▶ **TASK INPUT**:
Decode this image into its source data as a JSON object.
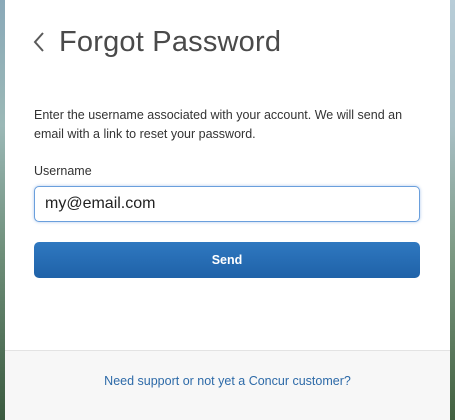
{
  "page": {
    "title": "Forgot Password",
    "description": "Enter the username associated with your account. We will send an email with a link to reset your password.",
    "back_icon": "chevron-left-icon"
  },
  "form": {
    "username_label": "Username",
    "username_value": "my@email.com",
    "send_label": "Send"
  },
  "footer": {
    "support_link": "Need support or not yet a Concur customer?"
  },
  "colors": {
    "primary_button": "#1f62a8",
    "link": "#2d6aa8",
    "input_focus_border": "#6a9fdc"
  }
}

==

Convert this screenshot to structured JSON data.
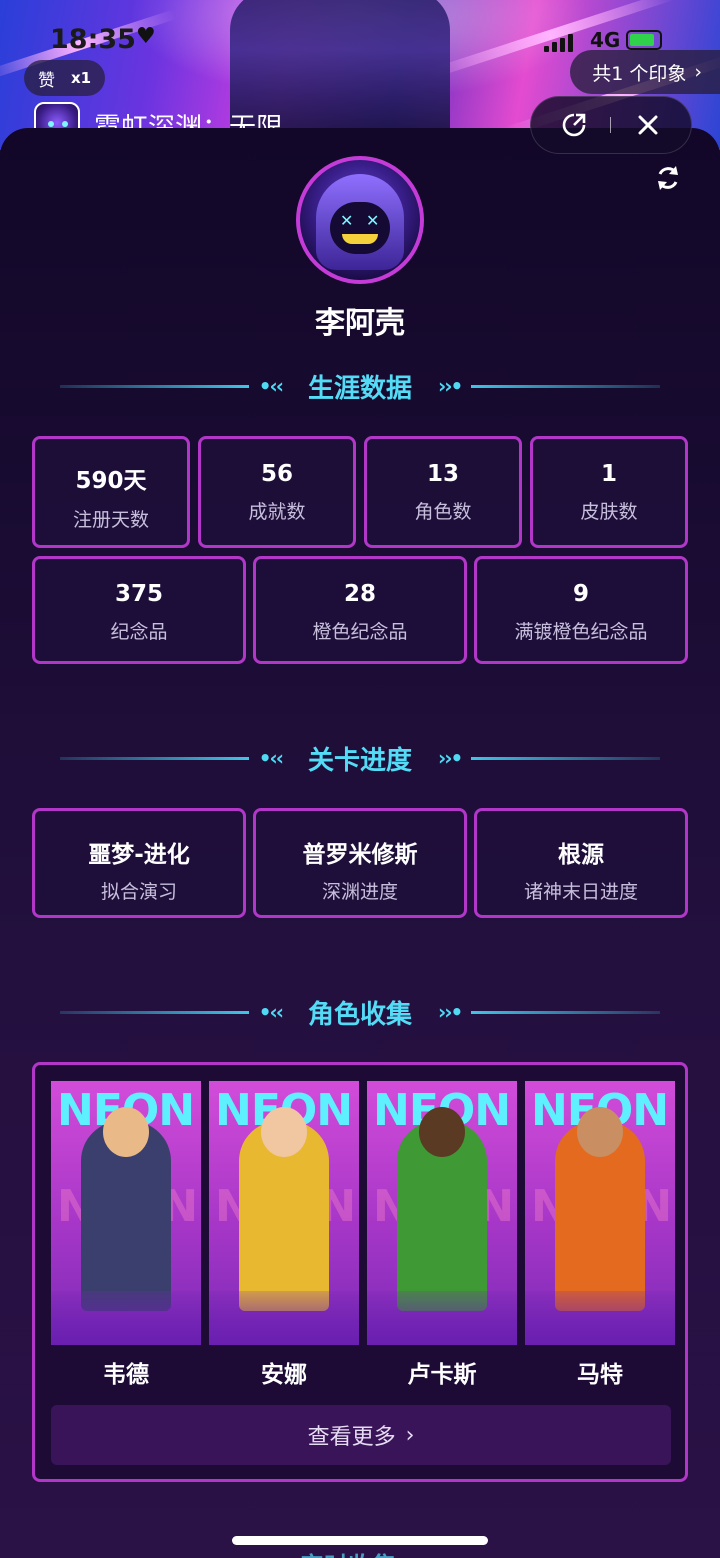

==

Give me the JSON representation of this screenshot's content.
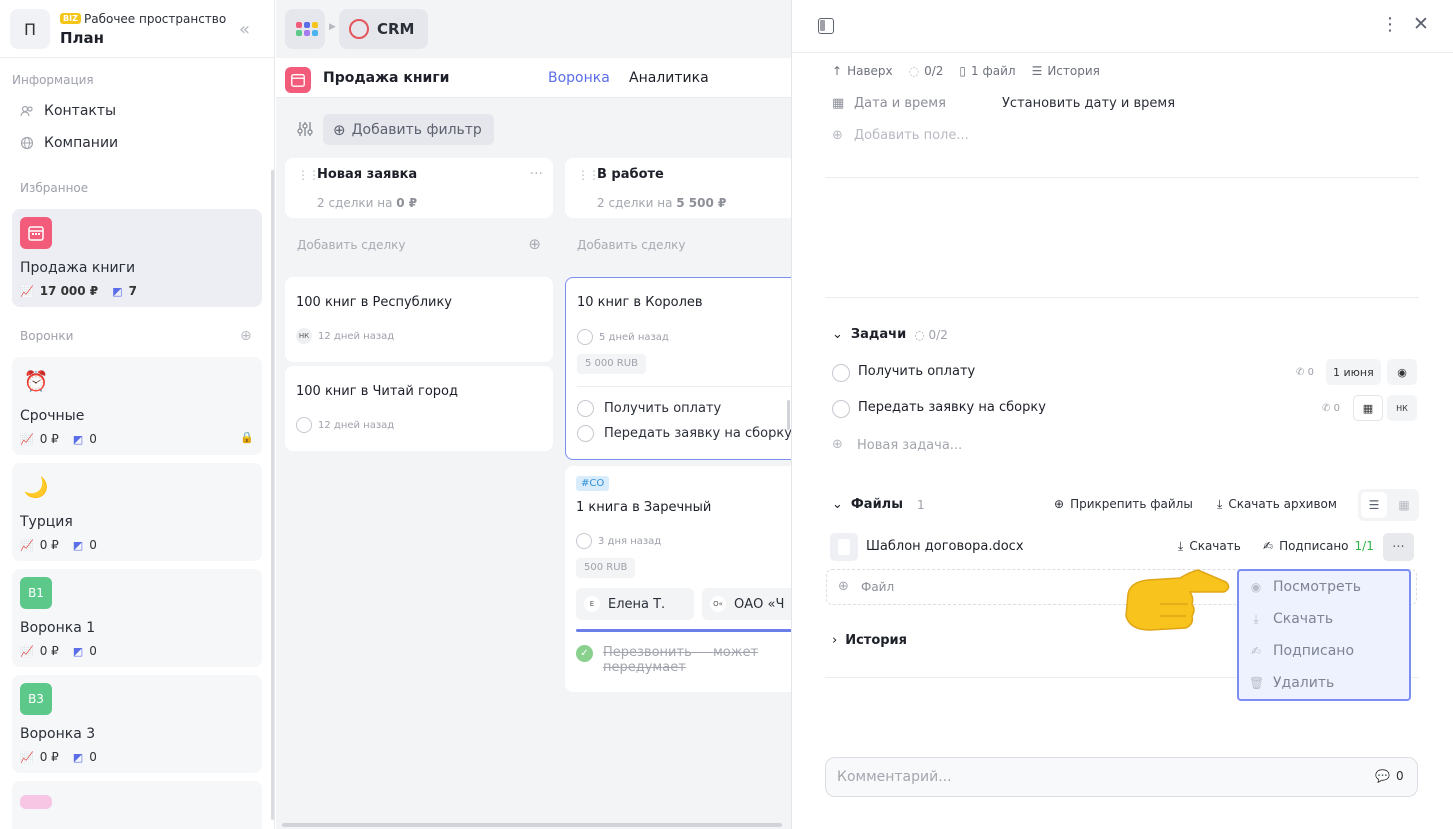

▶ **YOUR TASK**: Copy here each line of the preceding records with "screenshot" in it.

▶ **RESULT OF THE TASK**:
Convert this screenshot to structured JSON data.
Give me the JSON representation of this screenshot's content.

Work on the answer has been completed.